▶ _Data excerpts_
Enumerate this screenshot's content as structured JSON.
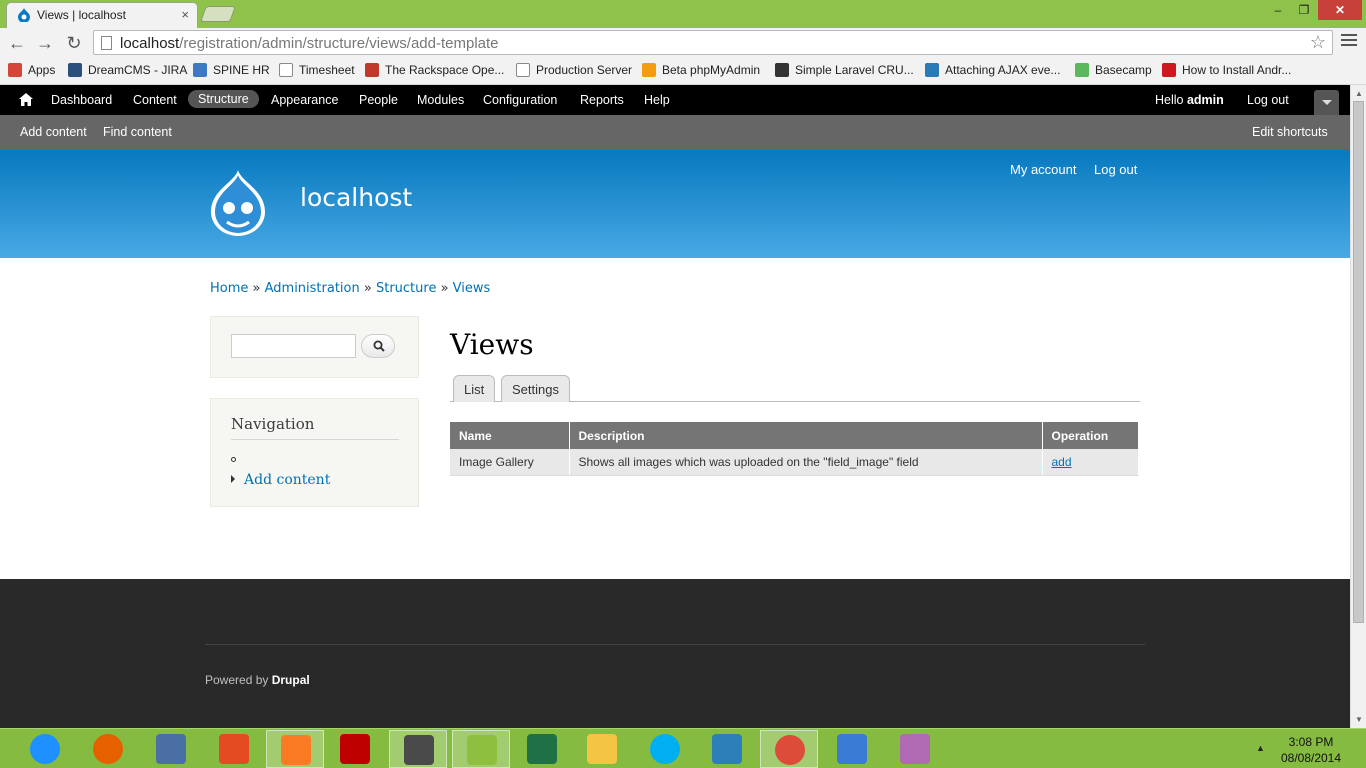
{
  "browser": {
    "tab_title": "Views | localhost",
    "tab_close": "×",
    "url_host": "localhost",
    "url_path": "/registration/admin/structure/views/add-template",
    "win_min": "–",
    "win_max": "❐",
    "win_close": "✕",
    "back": "←",
    "forward": "→",
    "reload": "↻",
    "star": "☆"
  },
  "bookmarks": [
    {
      "label": "Apps",
      "color": "#d44638"
    },
    {
      "label": "DreamCMS - JIRA",
      "color": "#2d4f7c"
    },
    {
      "label": "SPINE HR",
      "color": "#3d78c3"
    },
    {
      "label": "Timesheet",
      "color": "#ffffff"
    },
    {
      "label": "The Rackspace Ope...",
      "color": "#c0392b"
    },
    {
      "label": "Production Server",
      "color": "#ffffff"
    },
    {
      "label": "Beta phpMyAdmin",
      "color": "#f39c12"
    },
    {
      "label": "Simple Laravel CRU...",
      "color": "#333333"
    },
    {
      "label": "Attaching AJAX eve...",
      "color": "#2a7ab8"
    },
    {
      "label": "Basecamp",
      "color": "#5cb85c"
    },
    {
      "label": "How to Install Andr...",
      "color": "#cc181e"
    }
  ],
  "admin_toolbar": {
    "items": [
      "Dashboard",
      "Content",
      "Structure",
      "Appearance",
      "People",
      "Modules",
      "Configuration",
      "Reports",
      "Help"
    ],
    "active": "Structure",
    "hello": "Hello ",
    "user": "admin",
    "logout": "Log out"
  },
  "shortcuts": {
    "add_content": "Add content",
    "find_content": "Find content",
    "edit_shortcuts": "Edit shortcuts"
  },
  "header": {
    "site_name": "localhost",
    "my_account": "My account",
    "log_out": "Log out"
  },
  "breadcrumb": {
    "home": "Home",
    "administration": "Administration",
    "structure": "Structure",
    "views": "Views",
    "separator": " » "
  },
  "sidebar": {
    "nav_title": "Navigation",
    "nav_add": "Add content"
  },
  "main": {
    "title": "Views",
    "tabs": [
      "List",
      "Settings"
    ],
    "table": {
      "headers": [
        "Name",
        "Description",
        "Operation"
      ],
      "rows": [
        {
          "name": "Image Gallery",
          "description": "Shows all images which was uploaded on the \"field_image\" field",
          "operation": "add"
        }
      ]
    }
  },
  "footer": {
    "powered_by": "Powered by ",
    "drupal": "Drupal"
  },
  "taskbar": {
    "apps": [
      {
        "name": "internet-explorer",
        "color": "#1e90ff"
      },
      {
        "name": "firefox",
        "color": "#e66000"
      },
      {
        "name": "network",
        "color": "#4a6fa5"
      },
      {
        "name": "git",
        "color": "#e44b23"
      },
      {
        "name": "xampp",
        "color": "#fb7a24"
      },
      {
        "name": "filezilla",
        "color": "#bf0000"
      },
      {
        "name": "sublime-text",
        "color": "#4a4a4a"
      },
      {
        "name": "notepad-plus",
        "color": "#8fbf3f"
      },
      {
        "name": "excel",
        "color": "#1e7145"
      },
      {
        "name": "file-explorer",
        "color": "#f4c542"
      },
      {
        "name": "skype",
        "color": "#00aff0"
      },
      {
        "name": "settings",
        "color": "#2c7fb8"
      },
      {
        "name": "chrome",
        "color": "#dd4b39"
      },
      {
        "name": "remote-desktop",
        "color": "#3a7bd5"
      },
      {
        "name": "paint",
        "color": "#b06ab3"
      }
    ],
    "time": "3:08 PM",
    "date": "08/08/2014",
    "tray_arrow": "▲"
  }
}
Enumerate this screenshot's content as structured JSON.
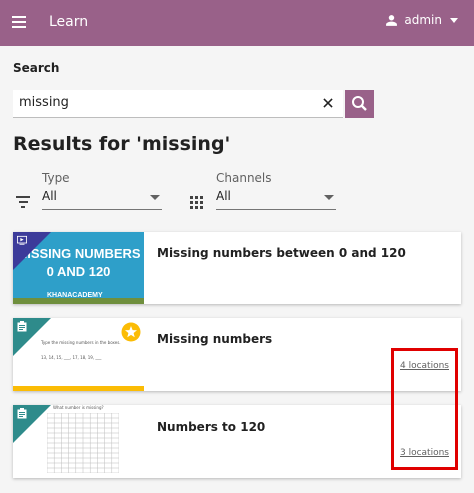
{
  "appbar": {
    "title": "Learn",
    "user": "admin",
    "color": "#996189"
  },
  "search": {
    "label": "Search",
    "value": "missing",
    "placeholder": ""
  },
  "results": {
    "title": "Results for 'missing'"
  },
  "filters": {
    "type": {
      "label": "Type",
      "value": "All"
    },
    "channels": {
      "label": "Channels",
      "value": "All"
    }
  },
  "cards": [
    {
      "title": "Missing numbers between 0 and 120",
      "thumb_line1": "MISSING NUMBERS",
      "thumb_line2": "0 AND 120",
      "thumb_brand": "KHANACADEMY",
      "kind": "video"
    },
    {
      "title": "Missing numbers",
      "locations": "4 locations",
      "thumb_text": "Type the missing numbers in the boxes.",
      "thumb_seq": "13, 14, 15, ___, 17, 18, 19, ___",
      "kind": "exercise"
    },
    {
      "title": "Numbers to 120",
      "locations": "3 locations",
      "thumb_text": "What number is missing?",
      "kind": "exercise"
    }
  ],
  "colors": {
    "brand": "#996189",
    "accent_red": "#e00000",
    "exercise": "#2e8b8b",
    "video": "#3c3b9a",
    "mastery_bar": "#fbbc05"
  },
  "icons": [
    "menu-icon",
    "person-icon",
    "clear-icon",
    "search-icon",
    "filter-icon",
    "grid-icon",
    "video-icon",
    "exercise-icon",
    "star-icon"
  ]
}
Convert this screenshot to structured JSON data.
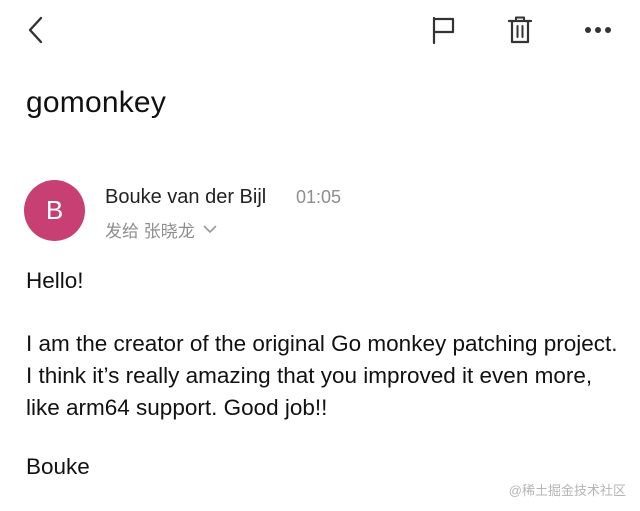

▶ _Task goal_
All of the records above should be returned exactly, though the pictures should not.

▶ _Answer_
Enumerate this screenshot's content as structured JSON.
{
  "browser": {
    "tab_title": "Views | localhost",
    "tab_close": "×",
    "url_host": "localhost",
    "url_path": "/registration/admin/structure/views/add-template",
    "win_min": "–",
    "win_max": "❐",
    "win_close": "✕",
    "back": "←",
    "forward": "→",
    "reload": "↻",
    "star": "☆"
  },
  "bookmarks": [
    {
      "label": "Apps",
      "color": "#d44638"
    },
    {
      "label": "DreamCMS - JIRA",
      "color": "#2d4f7c"
    },
    {
      "label": "SPINE HR",
      "color": "#3d78c3"
    },
    {
      "label": "Timesheet",
      "color": "#ffffff"
    },
    {
      "label": "The Rackspace Ope...",
      "color": "#c0392b"
    },
    {
      "label": "Production Server",
      "color": "#ffffff"
    },
    {
      "label": "Beta phpMyAdmin",
      "color": "#f39c12"
    },
    {
      "label": "Simple Laravel CRU...",
      "color": "#333333"
    },
    {
      "label": "Attaching AJAX eve...",
      "color": "#2a7ab8"
    },
    {
      "label": "Basecamp",
      "color": "#5cb85c"
    },
    {
      "label": "How to Install Andr...",
      "color": "#cc181e"
    }
  ],
  "admin_toolbar": {
    "items": [
      "Dashboard",
      "Content",
      "Structure",
      "Appearance",
      "People",
      "Modules",
      "Configuration",
      "Reports",
      "Help"
    ],
    "active": "Structure",
    "hello": "Hello ",
    "user": "admin",
    "logout": "Log out"
  },
  "shortcuts": {
    "add_content": "Add content",
    "find_content": "Find content",
    "edit_shortcuts": "Edit shortcuts"
  },
  "header": {
    "site_name": "localhost",
    "my_account": "My account",
    "log_out": "Log out"
  },
  "breadcrumb": {
    "home": "Home",
    "administration": "Administration",
    "structure": "Structure",
    "views": "Views",
    "separator": " » "
  },
  "sidebar": {
    "nav_title": "Navigation",
    "nav_add": "Add content"
  },
  "main": {
    "title": "Views",
    "tabs": [
      "List",
      "Settings"
    ],
    "table": {
      "headers": [
        "Name",
        "Description",
        "Operation"
      ],
      "rows": [
        {
          "name": "Image Gallery",
          "description": "Shows all images which was uploaded on the \"field_image\" field",
          "operation": "add"
        }
      ]
    }
  },
  "footer": {
    "powered_by": "Powered by ",
    "drupal": "Drupal"
  },
  "taskbar": {
    "apps": [
      {
        "name": "internet-explorer",
        "color": "#1e90ff"
      },
      {
        "name": "firefox",
        "color": "#e66000"
      },
      {
        "name": "network",
        "color": "#4a6fa5"
      },
      {
        "name": "git",
        "color": "#e44b23"
      },
      {
        "name": "xampp",
        "color": "#fb7a24"
      },
      {
        "name": "filezilla",
        "color": "#bf0000"
      },
      {
        "name": "sublime-text",
        "color": "#4a4a4a"
      },
      {
        "name": "notepad-plus",
        "color": "#8fbf3f"
      },
      {
        "name": "excel",
        "color": "#1e7145"
      },
      {
        "name": "file-explorer",
        "color": "#f4c542"
      },
      {
        "name": "skype",
        "color": "#00aff0"
      },
      {
        "name": "settings",
        "color": "#2c7fb8"
      },
      {
        "name": "chrome",
        "color": "#dd4b39"
      },
      {
        "name": "remote-desktop",
        "color": "#3a7bd5"
      },
      {
        "name": "paint",
        "color": "#b06ab3"
      }
    ],
    "time": "3:08 PM",
    "date": "08/08/2014",
    "tray_arrow": "▲"
  }
}
Enumerate this screenshot's content as structured JSON.
{
  "appbar": {
    "title": "Learn",
    "user": "admin",
    "color": "#996189"
  },
  "search": {
    "label": "Search",
    "value": "missing",
    "placeholder": ""
  },
  "results": {
    "title": "Results for 'missing'"
  },
  "filters": {
    "type": {
      "label": "Type",
      "value": "All"
    },
    "channels": {
      "label": "Channels",
      "value": "All"
    }
  },
  "cards": [
    {
      "title": "Missing numbers between 0 and 120",
      "thumb_line1": "MISSING NUMBERS",
      "thumb_line2": "0 AND 120",
      "thumb_brand": "KHANACADEMY",
      "kind": "video"
    },
    {
      "title": "Missing numbers",
      "locations": "4 locations",
      "thumb_text": "Type the missing numbers in the boxes.",
      "thumb_seq": "13, 14, 15, ___, 17, 18, 19, ___",
      "kind": "exercise"
    },
    {
      "title": "Numbers to 120",
      "locations": "3 locations",
      "thumb_text": "What number is missing?",
      "kind": "exercise"
    }
  ],
  "colors": {
    "brand": "#996189",
    "accent_red": "#e00000",
    "exercise": "#2e8b8b",
    "video": "#3c3b9a",
    "mastery_bar": "#fbbc05"
  },
  "icons": [
    "menu-icon",
    "person-icon",
    "clear-icon",
    "search-icon",
    "filter-icon",
    "grid-icon",
    "video-icon",
    "exercise-icon",
    "star-icon"
  ]
}
Convert this screenshot to structured JSON data.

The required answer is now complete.